## [Task goal]
Copy out the records in full, word for word, without pictures.
──────── Input records
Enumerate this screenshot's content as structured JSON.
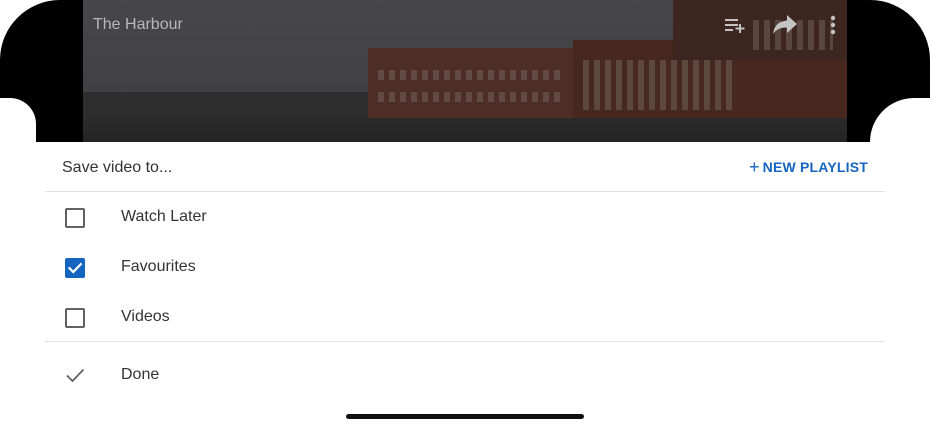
{
  "video": {
    "title": "The Harbour",
    "icons": [
      "add-to-queue-icon",
      "share-icon",
      "more-vert-icon"
    ]
  },
  "sheet": {
    "title": "Save video to...",
    "new_playlist_label": "NEW PLAYLIST",
    "options": [
      {
        "label": "Watch Later",
        "checked": false
      },
      {
        "label": "Favourites",
        "checked": true
      },
      {
        "label": "Videos",
        "checked": false
      }
    ],
    "done_label": "Done"
  },
  "colors": {
    "accent": "#1565c0",
    "text": "#333333",
    "divider": "#e2e2e2"
  }
}
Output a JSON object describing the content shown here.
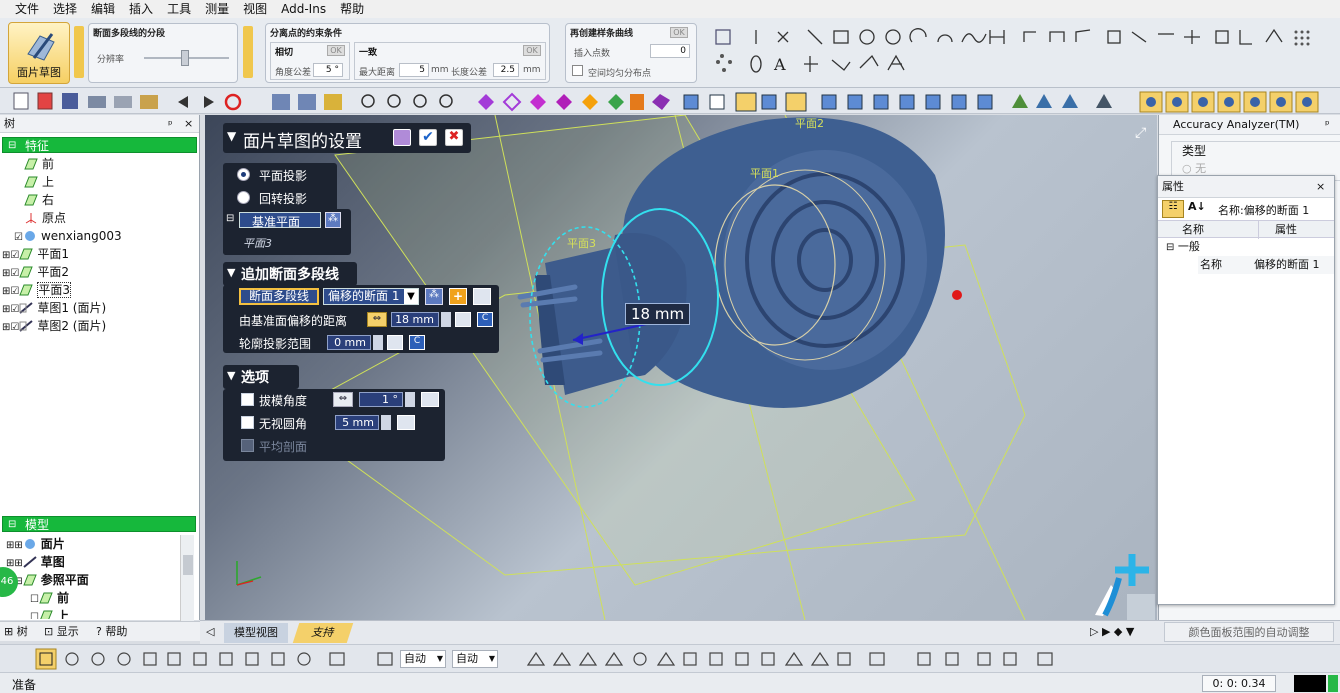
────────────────
## [Answer space]
Enumerate this screenshot's content as structured JSON.
{
  "video": {
    "title": "The Harbour",
    "icons": [
      "add-to-queue-icon",
      "share-icon",
      "more-vert-icon"
    ]
  },
  "sheet": {
    "title": "Save video to...",
    "new_playlist_label": "NEW PLAYLIST",
    "options": [
      {
        "label": "Watch Later",
        "checked": false
      },
      {
        "label": "Favourites",
        "checked": true
      },
      {
        "label": "Videos",
        "checked": false
      }
    ],
    "done_label": "Done"
  },
  "colors": {
    "accent": "#1565c0",
    "text": "#333333",
    "divider": "#e2e2e2"
  }
}
Output a JSON object describing the content shown here.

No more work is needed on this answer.